:: What needs to be done ::
Find how many lines in the data below include the word "background", then write only that number.

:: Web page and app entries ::
=== Section Start ===

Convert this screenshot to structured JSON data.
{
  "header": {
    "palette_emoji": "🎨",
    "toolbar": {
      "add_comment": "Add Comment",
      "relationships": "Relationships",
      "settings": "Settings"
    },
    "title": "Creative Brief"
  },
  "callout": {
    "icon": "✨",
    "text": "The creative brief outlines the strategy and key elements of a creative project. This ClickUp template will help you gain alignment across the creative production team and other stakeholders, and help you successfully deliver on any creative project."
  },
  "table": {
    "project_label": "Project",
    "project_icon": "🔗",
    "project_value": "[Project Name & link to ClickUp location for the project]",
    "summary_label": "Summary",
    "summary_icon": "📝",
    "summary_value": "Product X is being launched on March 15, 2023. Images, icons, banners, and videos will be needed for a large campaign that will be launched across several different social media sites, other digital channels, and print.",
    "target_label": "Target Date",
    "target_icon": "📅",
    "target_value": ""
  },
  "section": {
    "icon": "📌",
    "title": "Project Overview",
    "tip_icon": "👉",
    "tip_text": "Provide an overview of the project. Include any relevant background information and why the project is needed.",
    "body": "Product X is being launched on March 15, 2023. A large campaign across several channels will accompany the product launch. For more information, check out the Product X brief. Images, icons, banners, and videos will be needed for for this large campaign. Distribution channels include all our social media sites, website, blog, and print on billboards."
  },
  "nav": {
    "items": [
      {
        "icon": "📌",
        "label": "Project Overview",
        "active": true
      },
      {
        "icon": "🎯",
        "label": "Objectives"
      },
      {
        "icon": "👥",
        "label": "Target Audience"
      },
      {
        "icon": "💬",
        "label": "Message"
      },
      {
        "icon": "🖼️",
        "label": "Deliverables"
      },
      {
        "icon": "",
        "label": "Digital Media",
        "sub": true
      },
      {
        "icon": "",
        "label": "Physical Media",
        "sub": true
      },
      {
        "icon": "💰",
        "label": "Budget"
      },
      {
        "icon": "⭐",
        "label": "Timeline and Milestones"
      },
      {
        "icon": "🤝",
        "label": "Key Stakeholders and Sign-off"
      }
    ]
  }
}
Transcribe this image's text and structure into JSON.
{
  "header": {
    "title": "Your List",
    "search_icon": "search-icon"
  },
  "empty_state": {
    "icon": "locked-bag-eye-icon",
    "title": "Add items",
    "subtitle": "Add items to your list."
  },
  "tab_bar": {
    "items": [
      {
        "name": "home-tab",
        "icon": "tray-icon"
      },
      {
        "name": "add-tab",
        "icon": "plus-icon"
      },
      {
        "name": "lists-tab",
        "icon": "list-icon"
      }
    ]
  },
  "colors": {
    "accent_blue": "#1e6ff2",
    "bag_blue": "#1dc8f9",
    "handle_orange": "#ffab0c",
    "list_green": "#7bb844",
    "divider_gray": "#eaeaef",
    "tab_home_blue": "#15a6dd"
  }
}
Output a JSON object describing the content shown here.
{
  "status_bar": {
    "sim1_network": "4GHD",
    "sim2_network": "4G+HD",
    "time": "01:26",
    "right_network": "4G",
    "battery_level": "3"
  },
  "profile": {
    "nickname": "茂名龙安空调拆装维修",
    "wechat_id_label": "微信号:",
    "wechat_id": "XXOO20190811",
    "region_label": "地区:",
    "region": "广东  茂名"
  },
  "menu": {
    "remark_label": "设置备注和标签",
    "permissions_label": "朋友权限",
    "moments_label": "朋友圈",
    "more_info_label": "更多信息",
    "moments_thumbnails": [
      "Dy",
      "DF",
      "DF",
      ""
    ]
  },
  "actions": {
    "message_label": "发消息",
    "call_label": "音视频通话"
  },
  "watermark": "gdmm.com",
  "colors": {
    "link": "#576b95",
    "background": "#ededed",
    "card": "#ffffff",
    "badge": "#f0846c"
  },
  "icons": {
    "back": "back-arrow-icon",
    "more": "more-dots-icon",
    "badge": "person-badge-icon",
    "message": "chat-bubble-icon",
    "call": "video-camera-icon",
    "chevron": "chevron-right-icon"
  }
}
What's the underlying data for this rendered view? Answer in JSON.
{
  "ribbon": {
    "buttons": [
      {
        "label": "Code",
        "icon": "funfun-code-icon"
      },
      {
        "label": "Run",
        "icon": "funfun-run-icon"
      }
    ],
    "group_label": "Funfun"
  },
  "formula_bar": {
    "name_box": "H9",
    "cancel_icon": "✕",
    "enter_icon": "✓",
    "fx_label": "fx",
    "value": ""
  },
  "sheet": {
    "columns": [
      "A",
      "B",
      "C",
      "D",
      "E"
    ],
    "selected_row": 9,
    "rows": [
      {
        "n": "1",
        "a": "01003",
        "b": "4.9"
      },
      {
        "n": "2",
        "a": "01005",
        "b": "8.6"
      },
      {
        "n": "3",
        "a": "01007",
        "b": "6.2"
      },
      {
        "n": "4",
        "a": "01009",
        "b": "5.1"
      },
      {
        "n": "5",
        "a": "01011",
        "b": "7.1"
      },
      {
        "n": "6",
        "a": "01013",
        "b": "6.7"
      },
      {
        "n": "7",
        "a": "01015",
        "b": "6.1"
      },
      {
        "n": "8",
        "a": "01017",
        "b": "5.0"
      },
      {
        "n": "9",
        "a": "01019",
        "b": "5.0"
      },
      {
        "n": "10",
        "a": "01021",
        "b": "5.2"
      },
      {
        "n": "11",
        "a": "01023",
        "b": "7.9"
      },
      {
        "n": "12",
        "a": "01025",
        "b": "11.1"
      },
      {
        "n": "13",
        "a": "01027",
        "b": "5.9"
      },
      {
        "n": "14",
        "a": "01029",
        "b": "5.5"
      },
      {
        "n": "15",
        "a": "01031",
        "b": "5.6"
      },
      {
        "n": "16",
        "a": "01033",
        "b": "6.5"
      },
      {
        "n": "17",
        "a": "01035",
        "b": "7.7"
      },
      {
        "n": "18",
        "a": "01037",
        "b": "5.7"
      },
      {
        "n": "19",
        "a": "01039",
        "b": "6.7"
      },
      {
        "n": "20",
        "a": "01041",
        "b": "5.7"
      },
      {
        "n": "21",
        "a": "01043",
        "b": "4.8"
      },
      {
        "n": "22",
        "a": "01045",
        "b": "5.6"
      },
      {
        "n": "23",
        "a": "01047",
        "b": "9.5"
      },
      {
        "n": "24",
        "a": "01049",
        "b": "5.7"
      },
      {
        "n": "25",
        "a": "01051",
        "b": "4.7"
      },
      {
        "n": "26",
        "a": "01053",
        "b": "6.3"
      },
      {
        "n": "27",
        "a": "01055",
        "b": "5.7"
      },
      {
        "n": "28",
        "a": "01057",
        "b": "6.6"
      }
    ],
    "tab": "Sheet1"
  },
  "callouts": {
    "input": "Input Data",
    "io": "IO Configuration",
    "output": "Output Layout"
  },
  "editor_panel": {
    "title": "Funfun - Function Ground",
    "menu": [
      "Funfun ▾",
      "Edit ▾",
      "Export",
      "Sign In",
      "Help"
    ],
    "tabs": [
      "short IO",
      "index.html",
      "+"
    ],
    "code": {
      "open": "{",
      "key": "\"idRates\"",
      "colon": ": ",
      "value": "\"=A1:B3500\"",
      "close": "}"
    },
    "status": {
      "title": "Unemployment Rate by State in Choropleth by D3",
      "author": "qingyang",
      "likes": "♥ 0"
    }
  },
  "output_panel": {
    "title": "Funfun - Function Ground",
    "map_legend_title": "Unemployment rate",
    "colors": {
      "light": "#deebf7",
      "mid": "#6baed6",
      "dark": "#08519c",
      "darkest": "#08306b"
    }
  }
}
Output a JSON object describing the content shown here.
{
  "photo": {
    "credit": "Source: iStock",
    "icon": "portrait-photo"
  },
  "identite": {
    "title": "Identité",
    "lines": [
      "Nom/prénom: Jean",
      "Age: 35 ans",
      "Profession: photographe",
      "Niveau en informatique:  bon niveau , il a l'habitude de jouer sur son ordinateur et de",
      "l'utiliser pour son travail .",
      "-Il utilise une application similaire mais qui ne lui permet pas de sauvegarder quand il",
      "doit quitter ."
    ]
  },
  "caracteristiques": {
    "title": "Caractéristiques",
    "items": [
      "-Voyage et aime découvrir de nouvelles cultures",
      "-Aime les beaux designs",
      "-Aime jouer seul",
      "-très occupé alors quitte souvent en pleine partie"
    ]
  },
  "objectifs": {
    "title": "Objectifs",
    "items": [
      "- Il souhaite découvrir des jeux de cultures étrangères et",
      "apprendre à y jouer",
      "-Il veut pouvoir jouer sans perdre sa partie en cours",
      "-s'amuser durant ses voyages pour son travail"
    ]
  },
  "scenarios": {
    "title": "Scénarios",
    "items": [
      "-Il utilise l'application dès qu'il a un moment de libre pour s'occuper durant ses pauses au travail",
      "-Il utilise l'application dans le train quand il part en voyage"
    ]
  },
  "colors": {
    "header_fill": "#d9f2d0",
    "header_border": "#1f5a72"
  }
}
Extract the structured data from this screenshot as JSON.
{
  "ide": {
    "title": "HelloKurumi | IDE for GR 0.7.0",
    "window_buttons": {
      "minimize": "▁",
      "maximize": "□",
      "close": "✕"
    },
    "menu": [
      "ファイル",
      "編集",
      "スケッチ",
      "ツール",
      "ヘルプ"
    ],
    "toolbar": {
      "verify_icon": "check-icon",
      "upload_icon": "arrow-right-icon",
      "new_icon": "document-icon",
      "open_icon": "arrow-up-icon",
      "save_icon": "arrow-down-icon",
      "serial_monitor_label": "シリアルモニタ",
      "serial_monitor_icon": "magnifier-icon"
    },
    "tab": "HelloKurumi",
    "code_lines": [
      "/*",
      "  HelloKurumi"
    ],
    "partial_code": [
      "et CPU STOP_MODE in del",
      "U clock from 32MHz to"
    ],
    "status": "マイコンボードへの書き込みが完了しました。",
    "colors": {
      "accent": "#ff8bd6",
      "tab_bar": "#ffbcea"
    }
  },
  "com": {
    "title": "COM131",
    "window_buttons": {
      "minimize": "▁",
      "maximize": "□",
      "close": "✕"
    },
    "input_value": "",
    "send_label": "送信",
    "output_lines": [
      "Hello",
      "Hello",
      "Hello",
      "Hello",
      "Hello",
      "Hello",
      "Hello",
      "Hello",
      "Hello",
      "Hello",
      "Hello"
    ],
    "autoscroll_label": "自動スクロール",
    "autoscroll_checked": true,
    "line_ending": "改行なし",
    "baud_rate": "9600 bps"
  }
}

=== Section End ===

:: Solved exercise ::
2